PAM-modules is a collection of various pluggable authentication modules. This manual describes each module in detail. The reader is expected to be sufficiently proficient with general UNIX administration issues and with Pluggable Authentication Modules (PAM) in particular.

Each module is configurable from its command line. Modules that require such amounts of configuration data, that are inconvenient to pass from the command line (see sql), implement their separate configuration files.

Several command line options are common for all modules. These are:


Change debugging level (0 <= level <= 100). The debugging information will be logged via syslog channel auth.debug. Notice, that debugging output can reveal authentication credentials. In particular, user password is displayed on debugging level 100.


Log full debugging information (equivalent to debug=100).


Wait for interval seconds before starting. This option is intended for the package developers and is not enabled, unless you configure the package with --enable-debug option. Most probably you will not need this option. The following description is provided in case you decide to participate in PAM-modules development:

When this option is present, the module displays the following diagnostics in syslog auth.crit channel:


and waits for interval seconds (default 3600) before actually starting to do anything. The developer is supposed to attach to the process with a debugger, set the interval variable to 0 and to continue execution of the module in the debugging mode.

Some modules perform PAM item expansion on their arguments. It is a feature similar to shell’s variable expansion. During item expansion, any occurrence of $name in a string is replaced by the value of the PAM item name. If the item in question is not defined, an empty string is substituted instead. A limited support for the shell-style default values is available: namely, the notation ${item:-value} expands to the value of item if it is set, and to value otherwise. Notice, that value must be a literal value (string or numeric).

The following table lists PAM item names:


PAM_SERVICE. The service name (which identifies the PAM stack that will be used).

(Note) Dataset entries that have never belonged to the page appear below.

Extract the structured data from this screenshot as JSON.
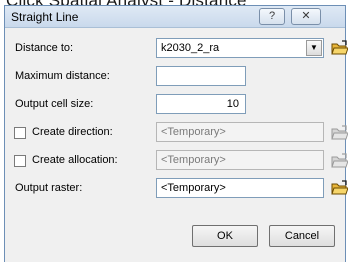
{
  "background": {
    "cropped_text": "Click Spatial Analyst - Distance"
  },
  "dialog": {
    "title": "Straight Line",
    "help_glyph": "?",
    "close_glyph": "✕"
  },
  "form": {
    "distance_to": {
      "label": "Distance to:",
      "value": "k2030_2_ra"
    },
    "maximum_distance": {
      "label": "Maximum distance:",
      "value": ""
    },
    "output_cell_size": {
      "label": "Output cell size:",
      "value": "10"
    },
    "create_direction": {
      "label": "Create direction:",
      "checked": false,
      "value": "<Temporary>"
    },
    "create_allocation": {
      "label": "Create allocation:",
      "checked": false,
      "value": "<Temporary>"
    },
    "output_raster": {
      "label": "Output raster:",
      "value": "<Temporary>"
    }
  },
  "buttons": {
    "ok": "OK",
    "cancel": "Cancel"
  },
  "icons": {
    "folder": "open-folder-icon",
    "dropdown": "chevron-down-icon"
  },
  "colors": {
    "folder_enabled": "#e8b63a",
    "folder_disabled": "#c8c8c8"
  }
}
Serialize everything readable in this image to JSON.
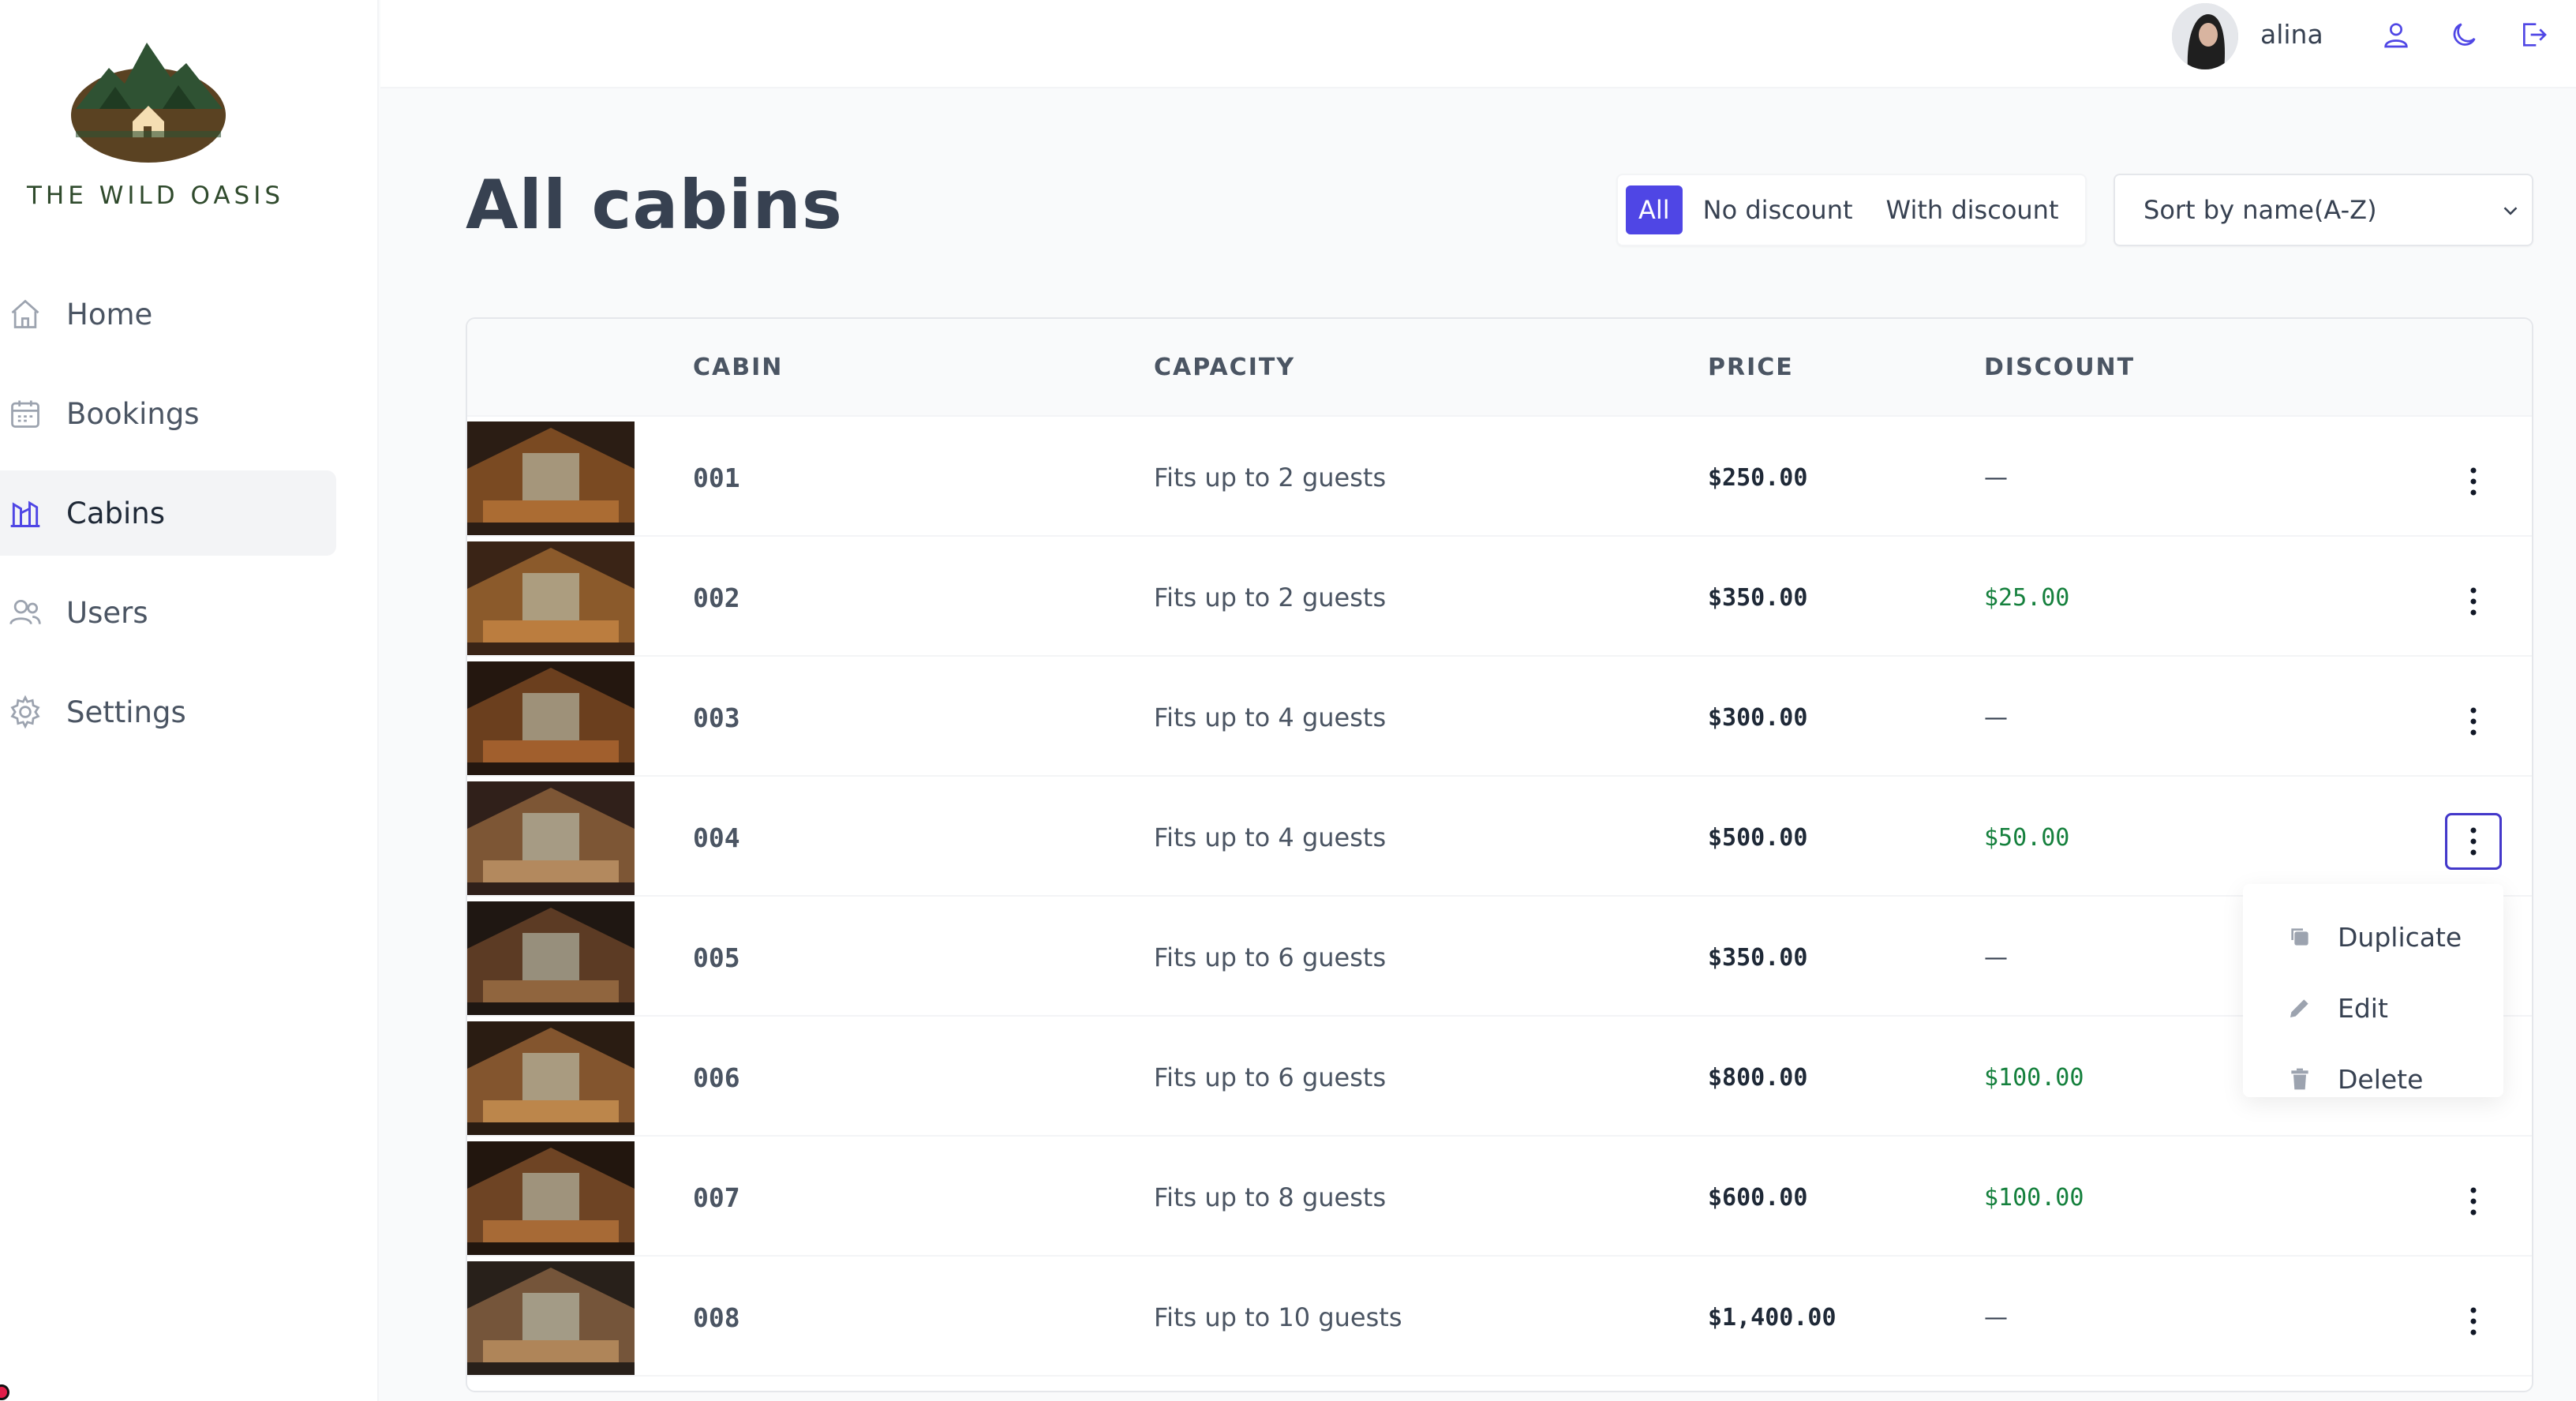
{
  "app": {
    "brand": "THE WILD OASIS"
  },
  "sidebar": {
    "items": [
      {
        "label": "Home",
        "icon": "home-icon",
        "active": false
      },
      {
        "label": "Bookings",
        "icon": "calendar-icon",
        "active": false
      },
      {
        "label": "Cabins",
        "icon": "cabins-icon",
        "active": true
      },
      {
        "label": "Users",
        "icon": "users-icon",
        "active": false
      },
      {
        "label": "Settings",
        "icon": "gear-icon",
        "active": false
      }
    ]
  },
  "header": {
    "username": "alina"
  },
  "page": {
    "title": "All cabins"
  },
  "filter": {
    "options": [
      "All",
      "No discount",
      "With discount"
    ],
    "selected": "All"
  },
  "sort": {
    "value": "Sort by name(A-Z)"
  },
  "table": {
    "headers": [
      "CABIN",
      "CAPACITY",
      "PRICE",
      "DISCOUNT"
    ],
    "rows": [
      {
        "name": "001",
        "capacity": "Fits up to 2 guests",
        "price": "$250.00",
        "discount": "—",
        "has_discount": false
      },
      {
        "name": "002",
        "capacity": "Fits up to 2 guests",
        "price": "$350.00",
        "discount": "$25.00",
        "has_discount": true
      },
      {
        "name": "003",
        "capacity": "Fits up to 4 guests",
        "price": "$300.00",
        "discount": "—",
        "has_discount": false
      },
      {
        "name": "004",
        "capacity": "Fits up to 4 guests",
        "price": "$500.00",
        "discount": "$50.00",
        "has_discount": true
      },
      {
        "name": "005",
        "capacity": "Fits up to 6 guests",
        "price": "$350.00",
        "discount": "—",
        "has_discount": false
      },
      {
        "name": "006",
        "capacity": "Fits up to 6 guests",
        "price": "$800.00",
        "discount": "$100.00",
        "has_discount": true
      },
      {
        "name": "007",
        "capacity": "Fits up to 8 guests",
        "price": "$600.00",
        "discount": "$100.00",
        "has_discount": true
      },
      {
        "name": "008",
        "capacity": "Fits up to 10 guests",
        "price": "$1,400.00",
        "discount": "—",
        "has_discount": false
      }
    ]
  },
  "context_menu": {
    "items": [
      {
        "label": "Duplicate",
        "icon": "duplicate-icon"
      },
      {
        "label": "Edit",
        "icon": "pencil-icon"
      },
      {
        "label": "Delete",
        "icon": "trash-icon"
      }
    ]
  },
  "colors": {
    "accent": "#4f46e5",
    "discount": "#15803d",
    "text": "#374151"
  }
}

PAM_USER. The username of the entity under whose identity service will be given.


PAM_TTY. The terminal name: prefixed by ‘/dev/’ if it is a device file; for graphical, X-based, applications the value for this item is usually the $DISPLAY environment variable.


PAM_RHOST. The requesting hostname (the hostname of the machine from which the PAM_RUSER entity is requesting service). That is ‘PAM_RUSER@PAM_RHOST’ identifies the requesting user. In some applications, PAM_RHOST may be ‘NULL’.


PAM_RUSER. The requesting entity: user’s name for a locally requesting user or a remote requesting user. In some cases, PAM_RUSER may be ‘NULL’.


PAM_USER_PROMPT. The string used when prompting for a user’s name. The default value for this string is ‘Please enter username: ’.


PAM_AUTHTOK. The authentication token (often a password).

PAM-modules Manual (split by chapter):   Section:   Chapter:FastBack: Top   Up: Top   FastForward: pamck   Contents: Table of ContentsIndex: Concept Index